/---
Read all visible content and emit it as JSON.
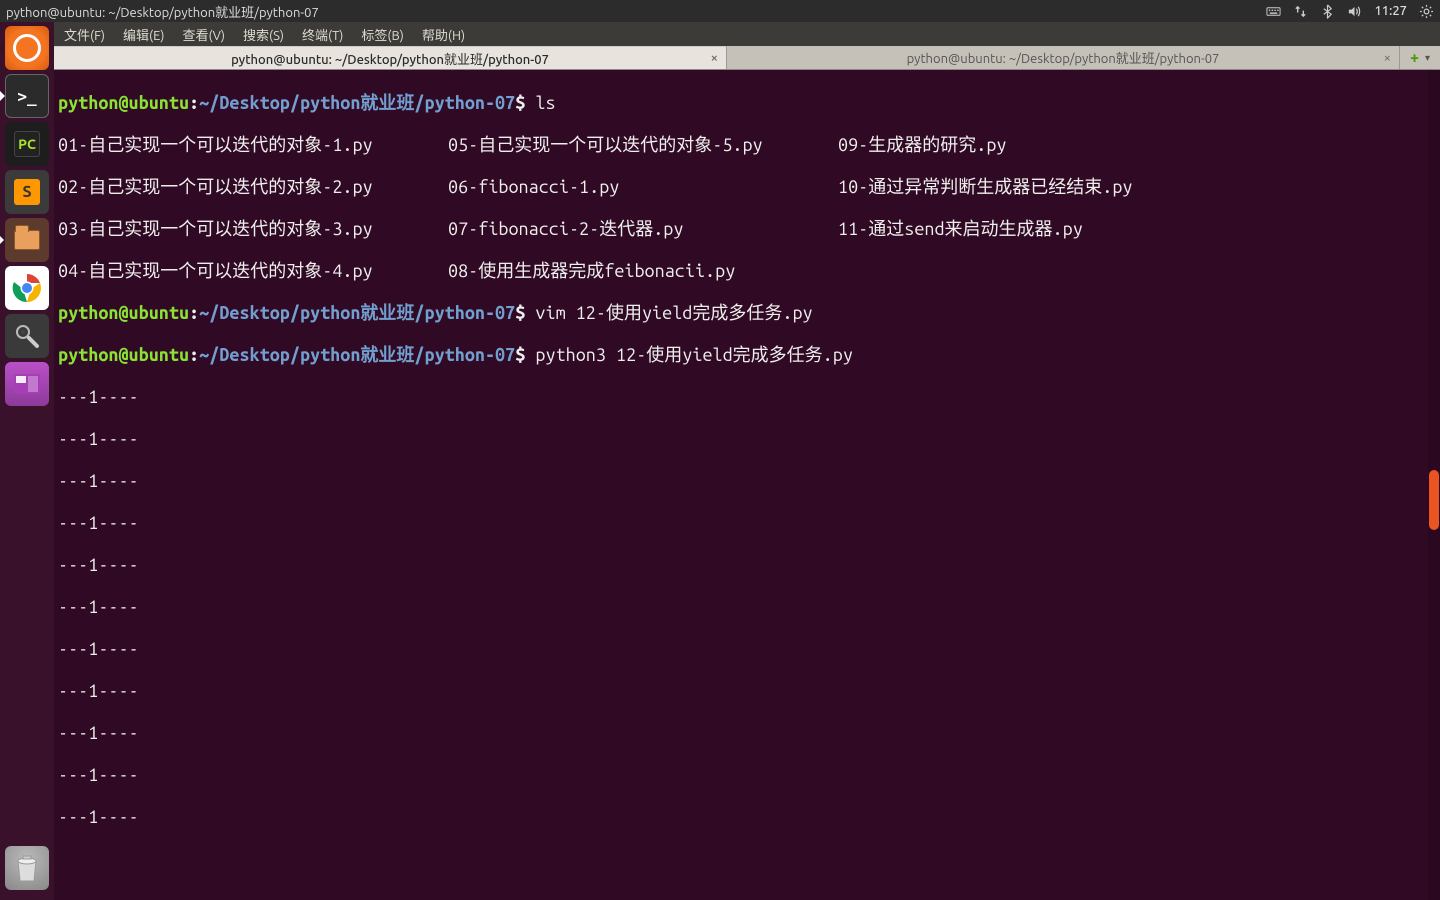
{
  "top_panel": {
    "title": "python@ubuntu: ~/Desktop/python就业班/python-07",
    "clock": "11:27"
  },
  "menu": {
    "file": "文件(F)",
    "edit": "编辑(E)",
    "view": "查看(V)",
    "search": "搜索(S)",
    "terminal": "终端(T)",
    "tabs": "标签(B)",
    "help": "帮助(H)"
  },
  "tabs": {
    "tab1": "python@ubuntu: ~/Desktop/python就业班/python-07",
    "tab2": "python@ubuntu: ~/Desktop/python就业班/python-07"
  },
  "prompt": {
    "userhost": "python@ubuntu",
    "colon": ":",
    "path_ascii": "~/Desktop/python",
    "path_cjk": "就业班",
    "path_tail": "/python-07",
    "dollar": "$"
  },
  "cmds": {
    "ls": " ls",
    "vim": " vim 12-使用yield完成多任务.py",
    "run": " python3 12-使用yield完成多任务.py"
  },
  "ls_output": {
    "r1c1": "01-自己实现一个可以迭代的对象-1.py",
    "r1c2": "05-自己实现一个可以迭代的对象-5.py",
    "r1c3": "09-生成器的研究.py",
    "r2c1": "02-自己实现一个可以迭代的对象-2.py",
    "r2c2": "06-fibonacci-1.py",
    "r2c3": "10-通过异常判断生成器已经结束.py",
    "r3c1": "03-自己实现一个可以迭代的对象-3.py",
    "r3c2": "07-fibonacci-2-迭代器.py",
    "r3c3": "11-通过send来启动生成器.py",
    "r4c1": "04-自己实现一个可以迭代的对象-4.py",
    "r4c2": "08-使用生成器完成feibonacii.py",
    "r4c3": ""
  },
  "program_output": {
    "line": "---1----"
  },
  "launcher": {
    "pycharm": "PC",
    "sublime": "S",
    "terminal": ">_"
  },
  "tab_actions": {
    "plus": "+",
    "down": "▾"
  },
  "close_glyph": "×"
}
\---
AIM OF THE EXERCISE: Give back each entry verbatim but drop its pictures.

WORKED SOLUTION:
Read all visible content and emit it as JSON.
{
  "top_panel": {
    "title": "python@ubuntu: ~/Desktop/python就业班/python-07",
    "clock": "11:27"
  },
  "menu": {
    "file": "文件(F)",
    "edit": "编辑(E)",
    "view": "查看(V)",
    "search": "搜索(S)",
    "terminal": "终端(T)",
    "tabs": "标签(B)",
    "help": "帮助(H)"
  },
  "tabs": {
    "tab1": "python@ubuntu: ~/Desktop/python就业班/python-07",
    "tab2": "python@ubuntu: ~/Desktop/python就业班/python-07"
  },
  "prompt": {
    "userhost": "python@ubuntu",
    "colon": ":",
    "path_ascii": "~/Desktop/python",
    "path_cjk": "就业班",
    "path_tail": "/python-07",
    "dollar": "$"
  },
  "cmds": {
    "ls": " ls",
    "vim": " vim 12-使用yield完成多任务.py",
    "run": " python3 12-使用yield完成多任务.py"
  },
  "ls_output": {
    "r1c1": "01-自己实现一个可以迭代的对象-1.py",
    "r1c2": "05-自己实现一个可以迭代的对象-5.py",
    "r1c3": "09-生成器的研究.py",
    "r2c1": "02-自己实现一个可以迭代的对象-2.py",
    "r2c2": "06-fibonacci-1.py",
    "r2c3": "10-通过异常判断生成器已经结束.py",
    "r3c1": "03-自己实现一个可以迭代的对象-3.py",
    "r3c2": "07-fibonacci-2-迭代器.py",
    "r3c3": "11-通过send来启动生成器.py",
    "r4c1": "04-自己实现一个可以迭代的对象-4.py",
    "r4c2": "08-使用生成器完成feibonacii.py",
    "r4c3": ""
  },
  "program_output": {
    "line": "---1----"
  },
  "launcher": {
    "pycharm": "PC",
    "sublime": "S",
    "terminal": ">_"
  },
  "tab_actions": {
    "plus": "+",
    "down": "▾"
  },
  "close_glyph": "×"
}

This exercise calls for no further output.